What is the stage of development of this medicine?

At the time of submission of the application for orphan designation, the evaluation of the effects of the medicine in experimental models was ongoing.

At the time of submission, no clinical trials with the medicine in patients with progressive familial intrahepatic cholestasis had been started.

At the time of submission, the medicine was not authorised anywhere in the EU for progressive familial intrahepatic cholestasis or designated as an orphan medicinal product elsewhere for this condition.

In accordance with Regulation (EC) No 141/2000 of 16 December 1999, the COMP adopted a positive opinion on 13 June 2012 recommending the granting of this designation.

Opinions on orphan medicinal product designations are based on the following three criteria:
  • the seriousness of the condition;
  • the existence of alternative methods of diagnosis, prevention or treatment;
  • either the rarity of the condition (affecting not more than 5 in 10,000 people in the EU) or insufficient returns on investment.

Designated orphan medicinal products are products that are still under investigation and are considered for orphan designation on the basis of potential activity. An orphan designation is not a marketing authorisation.
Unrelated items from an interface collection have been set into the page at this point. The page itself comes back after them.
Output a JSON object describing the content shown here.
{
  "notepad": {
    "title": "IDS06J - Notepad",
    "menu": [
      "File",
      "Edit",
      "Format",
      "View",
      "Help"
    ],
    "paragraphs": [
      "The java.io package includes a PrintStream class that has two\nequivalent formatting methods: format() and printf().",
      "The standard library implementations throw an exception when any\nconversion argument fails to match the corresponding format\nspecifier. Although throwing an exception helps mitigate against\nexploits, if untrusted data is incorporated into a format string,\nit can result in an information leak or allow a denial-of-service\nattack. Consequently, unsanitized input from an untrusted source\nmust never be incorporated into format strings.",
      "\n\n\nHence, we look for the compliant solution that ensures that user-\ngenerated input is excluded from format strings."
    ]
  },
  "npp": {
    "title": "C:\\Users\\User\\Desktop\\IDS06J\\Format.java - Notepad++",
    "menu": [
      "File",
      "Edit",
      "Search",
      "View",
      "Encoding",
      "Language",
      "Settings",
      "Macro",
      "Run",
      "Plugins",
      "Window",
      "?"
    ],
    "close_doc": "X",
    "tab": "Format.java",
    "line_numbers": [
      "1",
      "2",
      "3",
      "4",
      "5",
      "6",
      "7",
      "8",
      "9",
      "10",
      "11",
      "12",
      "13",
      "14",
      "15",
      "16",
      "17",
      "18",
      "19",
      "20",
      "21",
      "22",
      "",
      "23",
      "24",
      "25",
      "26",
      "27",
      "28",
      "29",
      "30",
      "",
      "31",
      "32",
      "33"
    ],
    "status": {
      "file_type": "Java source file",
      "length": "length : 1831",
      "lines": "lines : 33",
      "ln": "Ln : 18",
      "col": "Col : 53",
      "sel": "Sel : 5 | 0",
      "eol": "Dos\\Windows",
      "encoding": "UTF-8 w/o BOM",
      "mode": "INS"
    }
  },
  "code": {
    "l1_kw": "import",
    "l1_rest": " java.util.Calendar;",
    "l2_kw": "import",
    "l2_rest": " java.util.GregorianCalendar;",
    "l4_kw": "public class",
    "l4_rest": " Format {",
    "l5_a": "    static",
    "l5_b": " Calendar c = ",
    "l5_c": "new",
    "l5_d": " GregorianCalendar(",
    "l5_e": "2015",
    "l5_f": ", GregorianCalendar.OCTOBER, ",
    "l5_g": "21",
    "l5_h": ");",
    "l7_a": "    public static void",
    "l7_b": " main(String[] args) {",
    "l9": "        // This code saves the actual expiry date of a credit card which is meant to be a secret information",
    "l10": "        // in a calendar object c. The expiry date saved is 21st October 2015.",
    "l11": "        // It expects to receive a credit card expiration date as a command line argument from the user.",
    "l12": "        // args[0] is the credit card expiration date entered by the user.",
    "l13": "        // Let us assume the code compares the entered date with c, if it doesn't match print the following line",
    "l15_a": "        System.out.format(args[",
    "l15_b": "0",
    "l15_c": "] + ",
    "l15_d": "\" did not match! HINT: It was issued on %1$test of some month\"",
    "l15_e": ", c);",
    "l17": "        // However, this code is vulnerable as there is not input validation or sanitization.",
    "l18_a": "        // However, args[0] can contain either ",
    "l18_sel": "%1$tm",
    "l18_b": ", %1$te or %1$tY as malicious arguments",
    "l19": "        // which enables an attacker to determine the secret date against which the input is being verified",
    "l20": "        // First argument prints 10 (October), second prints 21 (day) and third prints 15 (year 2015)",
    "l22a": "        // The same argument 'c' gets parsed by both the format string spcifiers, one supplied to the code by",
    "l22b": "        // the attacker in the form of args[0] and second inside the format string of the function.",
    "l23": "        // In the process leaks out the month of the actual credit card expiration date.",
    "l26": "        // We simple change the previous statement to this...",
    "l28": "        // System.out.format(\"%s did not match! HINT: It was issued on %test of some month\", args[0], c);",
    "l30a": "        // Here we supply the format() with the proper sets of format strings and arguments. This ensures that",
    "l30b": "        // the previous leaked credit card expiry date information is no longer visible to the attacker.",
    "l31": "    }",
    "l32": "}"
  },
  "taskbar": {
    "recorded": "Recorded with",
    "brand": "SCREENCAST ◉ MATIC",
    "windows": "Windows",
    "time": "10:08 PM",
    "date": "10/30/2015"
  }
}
As a consequence, demonstration of quality, safety and efficacy is necessary before a product can be granted a marketing authorisation.

Key facts

Product details for <p>(2S)-2-{[(2R)-2-[({[3,3-dibutyl-7-(methylthio)-1,1-dioxido-5-phenyl-2,3,4,5-tetrahydro-1,2,5-benzothiadiazepin-8-yl]oxy}acetyl)amino]-2-(4-hydroxyphenyl)acetyl]amino}butanoic acid</p>
Active substance(2S)-2-{[(2R)-2-[({[3,3-dibutyl-7-(methylthio)-1,1-dioxido-5-phenyl-2,3,4,5-tetrahydro-1,2,5-benzothiadiazepin-8-yl]oxy}acetyl)amino]-2-(4-hydroxyphenyl)acetyl]amino}butanoic acid
Medicine Name
Disease/conditionTreatment of progressive familial intrahepatic cholestasis
Date of decision17/07/2012
Orphan decision numberEU/3/12/1028

Review of designation

The Committee for Orphan Medicinal Products reviews the orphan designation of a product if it is approved for marketing authorisation.

Sponsor’s contact details

Albireo AB
Arvid Wallgrens Backe 20
S-413 46 Gothenburg
Tel. +46 31 741 14 80
Fax +46 31 82 02 23

Patients' organisations

For contact details of patients’ organisations whose activities are targeted at rare diseases, see:

  • Orphanet, a database containing information on rare diseases which includes a directory of patients’ organisations registered in Europe.
  • European Organisation for Rare Diseases (EURORDIS), a non-governmental alliance of patient organisations and individuals active in the field of rare diseases.